Task requirements => Go through the data and report each line that holds the string "text".

Data records for software interfaces
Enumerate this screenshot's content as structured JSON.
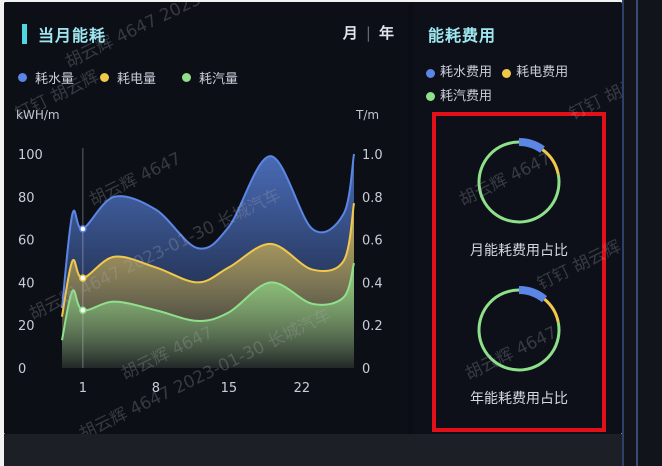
{
  "energy_panel": {
    "title": "当月能耗",
    "period_month": "月",
    "period_year": "年",
    "legend": [
      {
        "label": "耗水量",
        "color": "#5b86e5"
      },
      {
        "label": "耗电量",
        "color": "#f1c94a"
      },
      {
        "label": "耗汽量",
        "color": "#8fe08a"
      }
    ],
    "left_unit": "kWH/m",
    "right_unit": "T/m"
  },
  "chart_data": {
    "type": "area",
    "x_ticks": [
      "1",
      "8",
      "15",
      "22"
    ],
    "y_left_ticks": [
      "100",
      "80",
      "60",
      "40",
      "20",
      "0"
    ],
    "y_right_ticks": [
      "1.0",
      "0.8",
      "0.6",
      "0.4",
      "0.2",
      "0"
    ],
    "ylim_left": [
      0,
      100
    ],
    "ylim_right": [
      0,
      1.0
    ],
    "x": [
      -1,
      0,
      1,
      4,
      8,
      12,
      15,
      19,
      23,
      26,
      27
    ],
    "series": [
      {
        "name": "耗水量",
        "color": "#5b86e5",
        "values": [
          28,
          72,
          65,
          80,
          74,
          56,
          66,
          99,
          65,
          72,
          100
        ]
      },
      {
        "name": "耗电量",
        "color": "#f1c94a",
        "values": [
          24,
          50,
          42,
          52,
          47,
          40,
          47,
          58,
          46,
          50,
          77
        ]
      },
      {
        "name": "耗汽量",
        "color": "#8fe08a",
        "values": [
          13,
          36,
          27,
          31,
          27,
          22,
          26,
          40,
          30,
          33,
          49
        ]
      }
    ],
    "marker_x": 1,
    "grid": false
  },
  "cost_panel": {
    "title": "能耗费用",
    "legend": [
      {
        "label": "耗水费用",
        "color": "#5b86e5"
      },
      {
        "label": "耗电费用",
        "color": "#f1c94a"
      },
      {
        "label": "耗汽费用",
        "color": "#8fe08a"
      }
    ],
    "rings": [
      {
        "label": "月能耗费用占比",
        "shares": [
          0.1,
          0.12,
          0.78
        ]
      },
      {
        "label": "年能耗费用占比",
        "shares": [
          0.11,
          0.11,
          0.78
        ]
      }
    ]
  },
  "watermark": {
    "text": "胡云辉 4647 2023-01-30 长城汽车",
    "short": "胡云辉 4647",
    "dingding": "钉钉 胡云辉"
  }
}
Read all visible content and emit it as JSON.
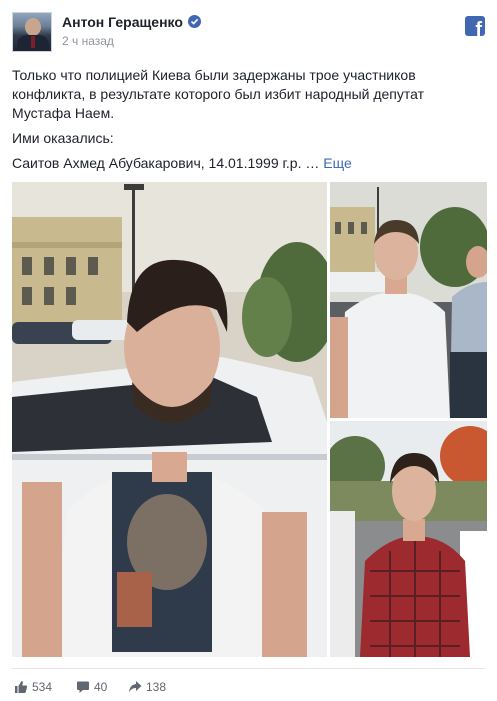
{
  "post": {
    "author": "Антон Геращенко",
    "timestamp": "2 ч назад",
    "text": {
      "paragraph1": "Только что полицией Киева были задержаны трое участников конфликта, в результате которого был избит народный депутат Мустафа Наем.",
      "paragraph2": "Ими оказались:",
      "paragraph3": "Саитов Ахмед Абубакарович, 14.01.1999 г.р. …",
      "more_link": "Еще"
    }
  },
  "reactions": {
    "likes": "534",
    "comments": "40",
    "shares": "138"
  },
  "icons": {
    "verified": "verified-badge-icon",
    "platform": "facebook-logo-icon",
    "like": "thumbs-up-icon",
    "comment": "comment-bubble-icon",
    "share": "share-arrow-icon"
  },
  "colors": {
    "brand": "#4267b2",
    "text": "#1d2129",
    "meta": "#90949c",
    "actions": "#616770"
  }
}
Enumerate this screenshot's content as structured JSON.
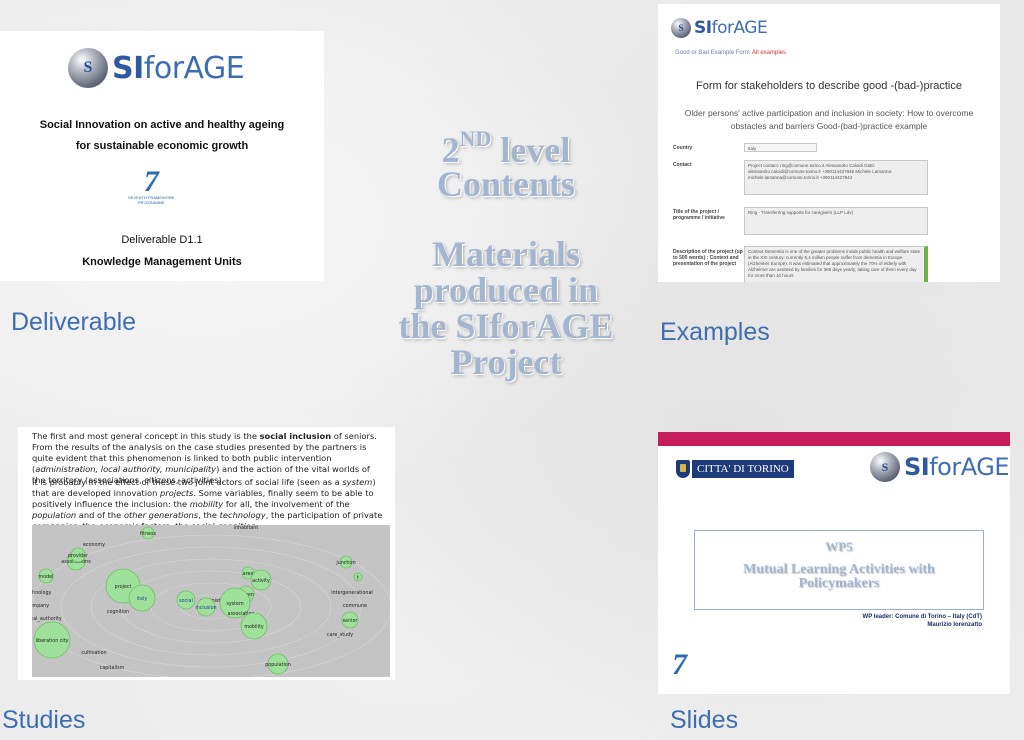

Your response =>
    "text": "胡云辉 4647 2023-01-30 长城汽车",
    "text": {
    "text": "#1d2129",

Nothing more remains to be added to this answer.